by Dan Roberts
Researchers at the University of Eastern Finland have discovered that a cleaning mechanism in the center of the retina may be faulty in people who develop age-related macular degeneration (AMD). A cleaning process called autophagy helps clear cellular waste deposits (drusen) that can build up in the retinal tissue. If autophagy diminishes, drusen deposits collect and become toxic to the sight cells.
The research team, led by Professor Kai Kaarniranta, has reported in the journal PLoS ONE that restoring and regulating proteins which interact to initiate autophagy can support and increase its effectiveness. This could lead to a new treatment protocol for AMD and other retinal degenerative diseases.
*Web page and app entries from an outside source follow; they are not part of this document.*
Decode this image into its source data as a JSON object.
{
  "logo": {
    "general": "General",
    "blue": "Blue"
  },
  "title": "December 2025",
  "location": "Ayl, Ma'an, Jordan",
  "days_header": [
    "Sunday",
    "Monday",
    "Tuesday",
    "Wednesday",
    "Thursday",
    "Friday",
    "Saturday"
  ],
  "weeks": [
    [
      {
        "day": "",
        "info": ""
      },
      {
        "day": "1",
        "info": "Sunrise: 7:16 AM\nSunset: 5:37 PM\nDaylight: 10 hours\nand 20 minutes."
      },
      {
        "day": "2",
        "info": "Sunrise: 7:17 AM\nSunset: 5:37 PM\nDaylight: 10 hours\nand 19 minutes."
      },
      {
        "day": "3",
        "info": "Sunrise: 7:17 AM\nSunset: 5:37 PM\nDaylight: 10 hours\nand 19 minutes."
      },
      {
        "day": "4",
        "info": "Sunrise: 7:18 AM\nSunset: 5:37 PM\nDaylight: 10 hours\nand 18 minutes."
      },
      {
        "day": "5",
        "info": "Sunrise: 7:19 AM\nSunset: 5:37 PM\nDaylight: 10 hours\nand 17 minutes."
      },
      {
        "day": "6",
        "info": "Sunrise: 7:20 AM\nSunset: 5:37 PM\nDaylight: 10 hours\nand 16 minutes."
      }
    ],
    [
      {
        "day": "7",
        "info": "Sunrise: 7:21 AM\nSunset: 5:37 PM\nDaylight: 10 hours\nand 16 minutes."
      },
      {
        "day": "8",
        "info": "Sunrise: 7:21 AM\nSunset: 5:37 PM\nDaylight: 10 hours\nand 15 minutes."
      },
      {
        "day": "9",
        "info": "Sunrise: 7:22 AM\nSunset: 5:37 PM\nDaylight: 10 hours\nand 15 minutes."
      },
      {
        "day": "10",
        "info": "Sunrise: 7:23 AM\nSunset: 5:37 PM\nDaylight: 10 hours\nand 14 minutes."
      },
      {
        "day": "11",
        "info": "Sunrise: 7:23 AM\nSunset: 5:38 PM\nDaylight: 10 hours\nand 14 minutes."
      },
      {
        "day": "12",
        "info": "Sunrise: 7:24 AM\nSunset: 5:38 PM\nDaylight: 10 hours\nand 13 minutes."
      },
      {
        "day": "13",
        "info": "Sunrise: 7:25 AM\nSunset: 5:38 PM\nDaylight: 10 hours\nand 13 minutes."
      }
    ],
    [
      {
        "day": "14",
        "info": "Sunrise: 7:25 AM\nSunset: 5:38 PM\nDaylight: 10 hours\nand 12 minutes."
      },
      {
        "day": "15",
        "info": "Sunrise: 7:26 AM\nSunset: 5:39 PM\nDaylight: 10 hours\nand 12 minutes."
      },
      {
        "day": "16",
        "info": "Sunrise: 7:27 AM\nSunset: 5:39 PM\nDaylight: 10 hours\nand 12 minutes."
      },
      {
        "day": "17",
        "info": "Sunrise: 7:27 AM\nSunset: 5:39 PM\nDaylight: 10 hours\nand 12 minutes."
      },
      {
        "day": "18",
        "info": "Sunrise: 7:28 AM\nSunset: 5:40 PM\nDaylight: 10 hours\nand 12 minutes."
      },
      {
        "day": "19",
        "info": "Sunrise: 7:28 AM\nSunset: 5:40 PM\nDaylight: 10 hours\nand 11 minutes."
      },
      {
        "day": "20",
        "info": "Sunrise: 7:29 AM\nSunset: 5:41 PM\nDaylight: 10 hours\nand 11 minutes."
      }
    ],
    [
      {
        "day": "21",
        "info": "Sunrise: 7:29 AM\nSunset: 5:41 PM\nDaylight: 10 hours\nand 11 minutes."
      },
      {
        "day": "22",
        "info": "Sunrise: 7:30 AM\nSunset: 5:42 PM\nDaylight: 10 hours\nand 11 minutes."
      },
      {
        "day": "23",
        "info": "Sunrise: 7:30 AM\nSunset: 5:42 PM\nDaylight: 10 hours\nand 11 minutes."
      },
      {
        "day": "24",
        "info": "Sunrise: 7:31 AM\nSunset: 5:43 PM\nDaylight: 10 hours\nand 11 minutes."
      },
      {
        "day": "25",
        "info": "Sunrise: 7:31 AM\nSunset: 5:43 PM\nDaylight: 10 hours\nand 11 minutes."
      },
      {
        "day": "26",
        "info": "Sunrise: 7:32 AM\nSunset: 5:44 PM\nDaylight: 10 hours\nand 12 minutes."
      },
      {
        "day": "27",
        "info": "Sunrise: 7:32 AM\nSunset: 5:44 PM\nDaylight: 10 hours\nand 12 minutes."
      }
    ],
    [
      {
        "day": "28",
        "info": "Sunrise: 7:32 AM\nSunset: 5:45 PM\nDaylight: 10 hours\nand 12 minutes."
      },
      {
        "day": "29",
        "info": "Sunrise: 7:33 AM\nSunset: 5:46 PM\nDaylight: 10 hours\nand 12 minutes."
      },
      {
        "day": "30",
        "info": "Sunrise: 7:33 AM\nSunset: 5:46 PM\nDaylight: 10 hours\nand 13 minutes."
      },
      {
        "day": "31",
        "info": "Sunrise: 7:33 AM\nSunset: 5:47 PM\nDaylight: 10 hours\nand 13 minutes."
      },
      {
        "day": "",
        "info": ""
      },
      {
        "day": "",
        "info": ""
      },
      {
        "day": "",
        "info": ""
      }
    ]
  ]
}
Source: Viiri J, Amadio M, Marchesi N, Hyttinen JMT, Kivinen N, et al. (2013) Autophagy Activation Clears ELAVL1/HuR-Mediated Accumulation of SQSTM1/p62 during Proteasomal Inhibition in Human Retinal Pigment Epithelial Cells. PLoS ONE 8(7): e69563. doi:10.1371/journal.pone.0069563